[Page 136, line 24] Eclipse a famous race-horse born during an Eclipse of the Sun in 1764. He died in 1789. He was never beaten. His owner Colonel O'Kelly, an Irish adventurer, on one occasion at Winchester said, rightly: 'Eclipse first and the rest nowhere'.

[Page 136, line 26] Shere Ali the name of the son of Dost Muhammed, the Amir of Afghanistan, who succeeded in 1868. When Dost Muhammed died in 1863, the succession was left open for five years. In 1878 Shere Ali received a Russian envoy and refused to see a representative of the Viceroy contrary to the Treaty. Passage through the Khyber Pass was then demanded and refused and war followed in November. Shere Ali died in Russia three months later. He was succeeded by his second son, as the elder died just before the war.

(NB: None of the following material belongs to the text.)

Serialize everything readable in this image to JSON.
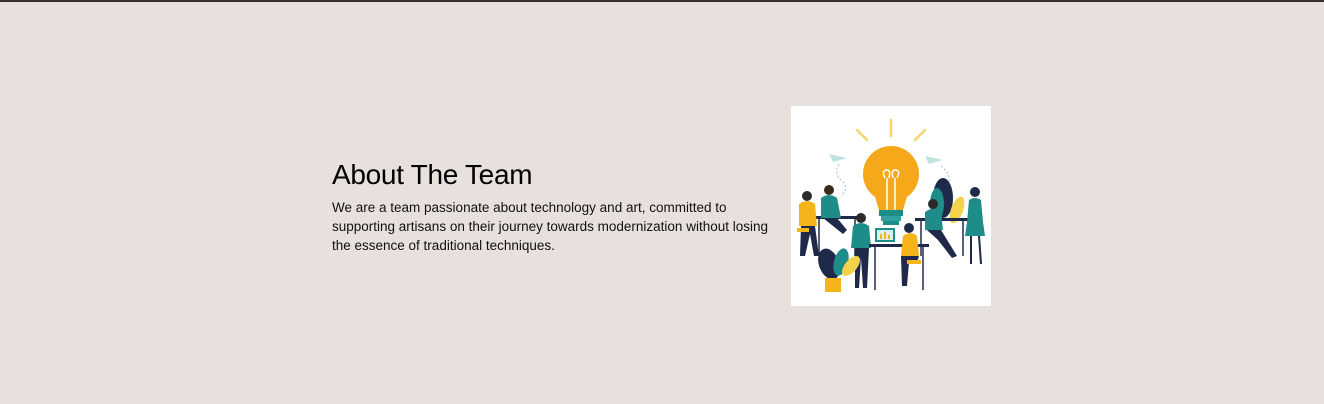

[Page 136, line 27] a maiden of Abdul Rahman's a horse purchased from the horse-dealer Abdul Rahman which at the time Kipling was writing had not won a prize – possibly not been first in a race.

[Page 136, line 30] Brian Boru is the usual name of Brian, King of Ireland (922-1014), son of a chieftain of Munster. In youth he fought the Danes. Having avenged the murder of his brother the King of Munster, he succeeded him in 978 and thereafter forced the tribes of Leinster and Munster to acknowledge his sovereignty, finally defeated the Danes, marched into Dublin and forced the High King of Ireland, who ruled in Meath, to bow before him in 1002. Having next subjected Connaught and Ulster, he was generally acknowledged as the High King. After his victory at the Battle of Clontarf he was murdered in his tent and buried at Armagh.

[Page 137, line 17] Ringwood after one of John Peel's hounds in the song, “D’ye ken John Peel?”.

[Page 138, line 18] Cabuli(s) horses from Cabul (more usually Kabul), a district and the capital city of Afghanistan.

[Page 138, line 19] Pelhams these are a form of bit combining the bit the curb and the snaffle.

[Page 138, line 21] Kurnal a town near the Jumna River about 60 miles north of Delhi.

[Page 138, line 30] Parrott “Colonel Parrott ... is one of the most successful breeders of horses in India”. See Beast and Man in India by J Lockwood Kipling (1892). [DP]

[Page 139, line 14] Marwari another breed of horse, from Marwar.

[Page 139, line 15] barb a horse of the breed imported from Barbary and Morocco, noted for speed and endurance.

[Page 139, line 16] river-maned the mane trimmed in a certain way. Kipling used the same description in an uncollected poem “King Solomon’s Horses” (Calcutta Review, 1886). See Early Verse by Rudyard Kipling: 1879-1889, ed. Andrew Rutherford. [DP]

[Page 139, line 17] Waler Horses from Australia (New South Wales). [DP]

[Page 140, line 2] a thousand rupees say £65 each at that time. A substantial sum.

[Page 140, line 11] Maharaja Pertab Singh see Chapter XIII, page 126, line 10. [DP]

[Page 140, line 25] Poona a large military station on the Western Ghats, about 100 miles south-east of Bombay (now Mumbai).

[Page 140, line 32] Bellara no place of this name has been found within 80 miles or Jodhpur or elsewhere in India.

[Page 141, line 23] Lady Dufferin her husband, Lord Dufferin was Viceroy of India for the years 1885-1888. See the note to chapter XI, page 99, line 17. [DP]

[Page 143, line 5] barouche a four-wheeled carriage with a fold-up hood at the back. [DP]




[A.M./D.P.]

©A Mason and David Page 2008 All rights reserved